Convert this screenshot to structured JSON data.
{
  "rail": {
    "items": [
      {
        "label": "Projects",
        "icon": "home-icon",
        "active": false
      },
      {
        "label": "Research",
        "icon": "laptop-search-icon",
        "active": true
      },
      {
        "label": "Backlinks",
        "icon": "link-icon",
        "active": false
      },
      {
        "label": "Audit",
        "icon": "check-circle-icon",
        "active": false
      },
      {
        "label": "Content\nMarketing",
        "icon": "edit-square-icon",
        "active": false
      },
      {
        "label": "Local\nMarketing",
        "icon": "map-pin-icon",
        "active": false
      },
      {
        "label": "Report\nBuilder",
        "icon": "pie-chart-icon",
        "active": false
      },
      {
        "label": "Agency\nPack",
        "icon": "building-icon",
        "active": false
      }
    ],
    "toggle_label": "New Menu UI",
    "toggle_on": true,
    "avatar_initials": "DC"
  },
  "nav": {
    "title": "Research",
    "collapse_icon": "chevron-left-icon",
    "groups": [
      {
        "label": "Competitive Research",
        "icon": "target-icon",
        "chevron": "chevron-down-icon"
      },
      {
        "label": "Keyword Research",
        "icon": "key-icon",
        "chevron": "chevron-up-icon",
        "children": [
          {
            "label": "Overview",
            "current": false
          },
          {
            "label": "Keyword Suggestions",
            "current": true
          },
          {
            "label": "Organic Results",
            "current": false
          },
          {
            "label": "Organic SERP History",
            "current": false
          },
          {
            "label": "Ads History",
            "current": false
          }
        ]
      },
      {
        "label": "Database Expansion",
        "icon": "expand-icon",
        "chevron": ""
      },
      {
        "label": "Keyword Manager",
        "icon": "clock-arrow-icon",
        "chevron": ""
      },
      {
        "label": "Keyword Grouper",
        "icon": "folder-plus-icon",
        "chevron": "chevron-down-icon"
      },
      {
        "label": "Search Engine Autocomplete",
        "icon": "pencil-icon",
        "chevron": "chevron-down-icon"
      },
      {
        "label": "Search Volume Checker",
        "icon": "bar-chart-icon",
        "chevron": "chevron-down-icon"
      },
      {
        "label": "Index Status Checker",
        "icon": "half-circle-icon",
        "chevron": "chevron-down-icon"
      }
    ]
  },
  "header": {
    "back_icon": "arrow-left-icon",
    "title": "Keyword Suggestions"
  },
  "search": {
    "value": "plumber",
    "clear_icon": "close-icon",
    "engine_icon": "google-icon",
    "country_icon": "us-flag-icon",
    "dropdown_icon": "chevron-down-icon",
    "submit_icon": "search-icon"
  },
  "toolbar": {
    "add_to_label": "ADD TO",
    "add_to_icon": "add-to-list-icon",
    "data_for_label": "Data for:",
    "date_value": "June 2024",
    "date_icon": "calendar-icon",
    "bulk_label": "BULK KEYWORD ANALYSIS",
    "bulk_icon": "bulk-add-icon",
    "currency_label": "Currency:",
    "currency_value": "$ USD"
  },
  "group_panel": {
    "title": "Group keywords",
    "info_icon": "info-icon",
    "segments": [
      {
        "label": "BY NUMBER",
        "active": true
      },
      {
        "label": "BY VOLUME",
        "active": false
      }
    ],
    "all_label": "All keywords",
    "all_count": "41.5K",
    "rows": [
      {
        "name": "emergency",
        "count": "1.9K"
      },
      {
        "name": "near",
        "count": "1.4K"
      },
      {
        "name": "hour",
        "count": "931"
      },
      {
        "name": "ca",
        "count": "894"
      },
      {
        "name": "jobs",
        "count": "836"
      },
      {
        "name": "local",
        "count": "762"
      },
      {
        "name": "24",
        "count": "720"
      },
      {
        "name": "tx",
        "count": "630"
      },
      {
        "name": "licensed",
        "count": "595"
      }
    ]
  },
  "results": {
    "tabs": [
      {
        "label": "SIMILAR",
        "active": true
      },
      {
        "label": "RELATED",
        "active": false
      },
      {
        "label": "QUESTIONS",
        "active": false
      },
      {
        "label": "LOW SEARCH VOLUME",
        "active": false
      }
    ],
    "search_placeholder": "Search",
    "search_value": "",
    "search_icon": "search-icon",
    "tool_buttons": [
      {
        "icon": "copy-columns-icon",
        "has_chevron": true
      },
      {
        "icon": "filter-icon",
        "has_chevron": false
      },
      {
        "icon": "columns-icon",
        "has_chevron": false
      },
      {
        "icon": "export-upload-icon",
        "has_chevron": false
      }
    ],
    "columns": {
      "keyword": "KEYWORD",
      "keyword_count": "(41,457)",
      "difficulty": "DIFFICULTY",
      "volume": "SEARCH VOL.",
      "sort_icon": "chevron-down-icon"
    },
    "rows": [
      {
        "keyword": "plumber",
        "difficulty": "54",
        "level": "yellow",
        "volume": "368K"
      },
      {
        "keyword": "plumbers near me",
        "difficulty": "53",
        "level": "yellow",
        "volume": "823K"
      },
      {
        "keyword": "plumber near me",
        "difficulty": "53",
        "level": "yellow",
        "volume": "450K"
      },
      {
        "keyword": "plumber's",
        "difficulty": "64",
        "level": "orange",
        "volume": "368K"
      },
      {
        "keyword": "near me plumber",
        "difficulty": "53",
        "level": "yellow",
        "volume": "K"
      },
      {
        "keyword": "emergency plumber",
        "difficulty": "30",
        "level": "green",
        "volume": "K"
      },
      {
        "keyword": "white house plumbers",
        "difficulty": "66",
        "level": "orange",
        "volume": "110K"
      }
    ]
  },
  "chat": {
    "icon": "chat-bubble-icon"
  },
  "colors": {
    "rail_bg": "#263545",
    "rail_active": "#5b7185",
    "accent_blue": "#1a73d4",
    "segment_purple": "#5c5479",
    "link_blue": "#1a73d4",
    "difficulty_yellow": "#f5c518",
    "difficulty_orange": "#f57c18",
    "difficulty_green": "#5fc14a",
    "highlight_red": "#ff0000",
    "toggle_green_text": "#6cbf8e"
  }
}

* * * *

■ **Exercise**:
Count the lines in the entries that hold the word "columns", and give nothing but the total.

■ **The answer**:
3